The subproject B1 investigates Mechanisms and Algorithms to monitor coexisting, transition-capable multi-mechanisms in dynamic scenarios. The heterogeneity of the monitored mechanisms together with the resulting requirements for the monitoring approach demand for an extremely flexible solution. A key challenge for monitoring in transition-capable communication systems is to identify and collect relevant data in an efficient manner for the current mechanism configuration. In this context it is necessary to consider conflicts and dependencies between coexisting mechanisms and interference of the monitoring service itself. For efficient data collection and data analysis, monitoring-service functionalities which are custom-tailored to the requirements are deployed into the communication system by leveraging a programmable network infrastructure. By considering MAKI-specifics, the flexibility thus achieved goes far beyond monitoring functionality in current networks. Through the investigation of mechanisms and algorithms for monitoring purposes and the analysis of coexisting multi-mechanisms future programmable networks, B1 is able to develop the foundation for planning and coordination of transitions at the MAPE cycle.

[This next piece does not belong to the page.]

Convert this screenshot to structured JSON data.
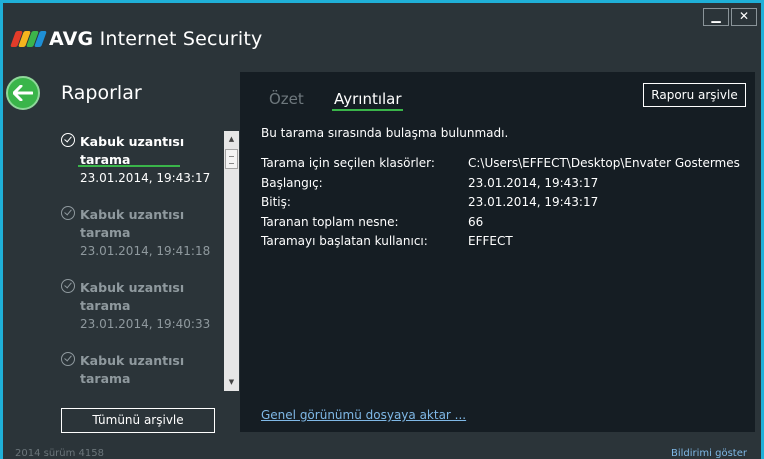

In phase I a concept for a adaptive monitoring was conceived and investigated. This concept includes the fundamentally necessary components: i) data measurement/access, ii) data collection, iii) data analysis and iv). Solutions for these fundamental components have been developed in phase I. The solutions cover the properties of transition-capable communication systems which are investigated in MAKI.
The developed solutions enable s the local measurement of data independently from the current composition of the mechanisms as well as the robust collecting of data under strongly varying environmental conditions such as user density and mobility. Besides the system-technical view of the described solution, model-based adaptation approach was developed, which determines an adequate monitoring configuration by means of a feature model enriched by contextual information. For instance the context captures the varying requirements for the monitoring or the varying environment.

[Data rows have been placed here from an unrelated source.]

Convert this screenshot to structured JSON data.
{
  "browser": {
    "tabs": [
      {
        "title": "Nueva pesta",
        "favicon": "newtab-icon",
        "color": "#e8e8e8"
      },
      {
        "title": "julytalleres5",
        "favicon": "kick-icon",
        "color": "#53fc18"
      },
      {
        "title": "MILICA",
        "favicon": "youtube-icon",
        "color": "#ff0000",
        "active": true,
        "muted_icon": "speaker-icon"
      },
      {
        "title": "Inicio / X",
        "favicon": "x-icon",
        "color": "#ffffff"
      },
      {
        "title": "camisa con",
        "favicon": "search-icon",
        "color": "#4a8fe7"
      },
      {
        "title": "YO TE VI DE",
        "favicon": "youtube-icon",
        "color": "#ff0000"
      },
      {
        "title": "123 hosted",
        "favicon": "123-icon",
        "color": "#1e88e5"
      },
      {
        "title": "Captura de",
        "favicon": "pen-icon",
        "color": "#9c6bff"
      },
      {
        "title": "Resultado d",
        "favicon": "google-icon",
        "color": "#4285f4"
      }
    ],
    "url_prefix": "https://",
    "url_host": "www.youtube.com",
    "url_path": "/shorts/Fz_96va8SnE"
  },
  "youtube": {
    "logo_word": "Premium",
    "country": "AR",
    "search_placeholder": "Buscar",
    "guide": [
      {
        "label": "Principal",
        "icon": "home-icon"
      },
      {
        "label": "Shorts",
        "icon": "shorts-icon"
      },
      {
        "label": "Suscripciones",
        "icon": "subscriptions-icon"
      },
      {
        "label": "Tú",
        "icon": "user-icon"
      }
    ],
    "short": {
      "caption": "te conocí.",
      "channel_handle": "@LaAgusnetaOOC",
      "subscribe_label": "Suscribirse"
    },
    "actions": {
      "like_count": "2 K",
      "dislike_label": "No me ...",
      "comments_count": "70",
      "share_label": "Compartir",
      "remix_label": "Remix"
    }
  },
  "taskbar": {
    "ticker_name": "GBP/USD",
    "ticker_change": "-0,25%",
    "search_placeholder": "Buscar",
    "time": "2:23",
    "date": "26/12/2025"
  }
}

Based on the findings of the first phase, B1 investigates methods in phase II to realize a dynamic monitoring as a service concept for novel, programmable networks (i.e. based on SDN). The focus herein
lies in the monitoring of coexisting multi-mechanisms, which leads to largely unprecedented and unsolved requirements and dependencies to the monitoring. Transitions between the mechanisms can influence the necessary data, triggering a reconfiguration of data collection in the monitoring service. Due to the programmability of mobile multi-hop networks and SDN-based core networks new challenges for the placement and coordination of the monitoring components arise. These challenges have so far not been considered in dynamic environments with mechanisms that mutually influence each other. Because of the heterogeneity of the mechanisms the monitoring service needs to be programmable in order to adjust to the individual requirements, e.g. the collection of application-specific metrics. This all leads to new methodological challenges which are investigated in B1. An important challenge is the communication of monitoring information with a guaranteed latency to obtain an exact system state of the network. Only with such guarantees can the state of the network can be assessed reliably. In addition, the derivation of the quality perceived by users is crucial for capturing the quality of service in most user-centric applications. The novel placement strategies and programmability of monitoring components which are researched in B1 offer new possibilities for a flexible, network-wide monitoring of mechanisms. An open challenge is the flexibility of mechanisms which is not considered in current quality models.
The transitions between mechanisms, which are investigated in MAKI, pose special requirements to the monitoring. The delayed reactive adaptation as induced by transitions can lead to losses in the monitoring. Thus a proactive adaptation of the monitoring service to the transition-induced mechanism reconfiguration is essential for a continuous data collection. Therefore, there are two central aspects in B1 phase II for the investigation of a monitoring service. First, the programmability of the monitoring service will be researched to address heterogeneous requirements of coexisting multi mechanisms.
That includes also the usage of a programmable network infrastructure to place the monitoring components. Second, the monitoring service has to be realized as a multi mechanism which is capable of transitions, based on the results on phase I. So valid monitoring data can be gathered continuously throughout transitions and used in MAKI as foundation for planning and execution of transitions.